Goal of the exercise:
Scan the records below, and wherever a line has the word "title", pull it out.

Supplied records:

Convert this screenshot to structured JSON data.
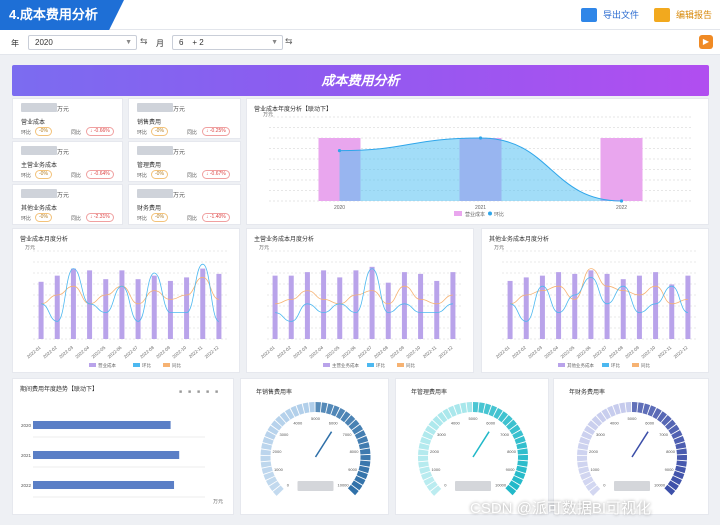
{
  "header": {
    "title": "4.成本费用分析",
    "export_label": "导出文件",
    "edit_label": "编辑报告"
  },
  "filters": {
    "year_label": "年",
    "year_value": "2020",
    "month_label": "月",
    "month_values": [
      "6",
      "+ 2"
    ]
  },
  "banner": {
    "title": "成本费用分析"
  },
  "kpis": [
    {
      "unit": "万元",
      "name": "营业成本",
      "mom": "-0%",
      "yoy": "↓ -0.66%"
    },
    {
      "unit": "万元",
      "name": "销售费用",
      "mom": "-0%",
      "yoy": "↓ -0.25%"
    },
    {
      "unit": "万元",
      "name": "主营业务成本",
      "mom": "-0%",
      "yoy": "↓ -0.64%"
    },
    {
      "unit": "万元",
      "name": "管理费用",
      "mom": "-0%",
      "yoy": "↓ -0.67%"
    },
    {
      "unit": "万元",
      "name": "其他业务成本",
      "mom": "-0%",
      "yoy": "↓ -2.31%"
    },
    {
      "unit": "万元",
      "name": "财务费用",
      "mom": "-0%",
      "yoy": "↓ -1.40%"
    }
  ],
  "kpi_labels": {
    "mom": "环比",
    "yoy": "同比"
  },
  "colors": {
    "accent": "#1e6fd6",
    "bar": "#b9a3ea",
    "purple_bar": "#e9a6ee",
    "line_blue": "#4cb8f0",
    "line_orange": "#f6b272",
    "gauge_dark": "#2e6fa8",
    "gauge_teal": "#1fb8c8",
    "gauge_navy": "#3b4ea8"
  },
  "chart_data": [
    {
      "type": "bar",
      "title": "营业成本年度分析【联动下】",
      "ylabel": "万元",
      "categories": [
        "2020",
        "2021",
        "2022"
      ],
      "series": [
        {
          "name": "营业成本",
          "values": [
            100,
            100,
            100
          ]
        },
        {
          "name": "环比",
          "values": [
            80,
            100,
            0
          ]
        }
      ],
      "legend": "bottom"
    },
    {
      "type": "bar",
      "title": "营业成本月度分析",
      "ylabel": "万元",
      "categories": [
        "2022-01",
        "2022-02",
        "2022-03",
        "2022-04",
        "2022-05",
        "2022-06",
        "2022-07",
        "2022-08",
        "2022-09",
        "2022-10",
        "2022-11",
        "2022-12"
      ],
      "series": [
        {
          "name": "营业成本",
          "values": [
            65,
            72,
            80,
            78,
            68,
            78,
            68,
            72,
            66,
            70,
            80,
            74
          ]
        },
        {
          "name": "环比",
          "values": [
            40,
            20,
            80,
            40,
            30,
            60,
            20,
            75,
            30,
            30,
            85,
            20
          ]
        },
        {
          "name": "同比",
          "values": [
            40,
            50,
            60,
            40,
            50,
            60,
            40,
            55,
            45,
            50,
            70,
            45
          ]
        }
      ],
      "legend": "bottom"
    },
    {
      "type": "bar",
      "title": "主营业务成本月度分析",
      "ylabel": "万元",
      "categories": [
        "2022-01",
        "2022-02",
        "2022-03",
        "2022-04",
        "2022-05",
        "2022-06",
        "2022-07",
        "2022-08",
        "2022-09",
        "2022-10",
        "2022-11",
        "2022-12"
      ],
      "series": [
        {
          "name": "主营业务成本",
          "values": [
            72,
            72,
            76,
            78,
            70,
            78,
            82,
            64,
            76,
            74,
            66,
            76
          ]
        },
        {
          "name": "环比",
          "values": [
            30,
            20,
            40,
            30,
            40,
            30,
            80,
            30,
            40,
            30,
            30,
            40
          ]
        },
        {
          "name": "同比",
          "values": [
            40,
            45,
            55,
            45,
            40,
            50,
            55,
            40,
            60,
            45,
            40,
            50
          ]
        }
      ],
      "legend": "bottom"
    },
    {
      "type": "bar",
      "title": "其他业务成本月度分析",
      "ylabel": "万元",
      "categories": [
        "2022-01",
        "2022-02",
        "2022-03",
        "2022-04",
        "2022-05",
        "2022-06",
        "2022-07",
        "2022-08",
        "2022-09",
        "2022-10",
        "2022-11",
        "2022-12"
      ],
      "series": [
        {
          "name": "其他业务成本",
          "values": [
            66,
            70,
            72,
            76,
            74,
            78,
            74,
            68,
            72,
            76,
            62,
            72
          ]
        },
        {
          "name": "环比",
          "values": [
            40,
            20,
            60,
            30,
            50,
            70,
            40,
            60,
            30,
            40,
            60,
            30
          ]
        },
        {
          "name": "同比",
          "values": [
            40,
            50,
            55,
            60,
            45,
            80,
            60,
            55,
            50,
            60,
            40,
            45
          ]
        }
      ],
      "legend": "bottom"
    },
    {
      "type": "bar",
      "title": "期间费用年度趋势【联动下】",
      "categories": [
        "2020",
        "2021",
        "2022"
      ],
      "series": [
        {
          "name": "期间费用",
          "values": [
            80,
            85,
            82
          ]
        }
      ],
      "xlabel": "",
      "ylabel": "万元"
    }
  ],
  "gauges": [
    {
      "title": "年销售费用率",
      "ticks": [
        "0",
        "1000",
        "2000",
        "3000",
        "4000",
        "5000",
        "6000",
        "7000",
        "8000",
        "9000",
        "10000"
      ]
    },
    {
      "title": "年管理费用率",
      "ticks": [
        "0",
        "1000",
        "2000",
        "3000",
        "4000",
        "5000",
        "6000",
        "7000",
        "8000",
        "9000",
        "10000"
      ]
    },
    {
      "title": "年财务费用率",
      "ticks": [
        "0",
        "1000",
        "2000",
        "3000",
        "4000",
        "5000",
        "6000",
        "7000",
        "8000",
        "9000",
        "10000"
      ]
    }
  ],
  "watermark": "CSDN @派可数据BI可视化"
}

The answer:
    "title": "4.成本费用分析",
    "title": "成本费用分析"
      "title": "营业成本年度分析【联动下】",
      "title": "营业成本月度分析",
      "title": "主营业务成本月度分析",
      "title": "其他业务成本月度分析",
      "title": "期间费用年度趋势【联动下】",
      "title": "年销售费用率",
      "title": "年管理费用率",
      "title": "年财务费用率",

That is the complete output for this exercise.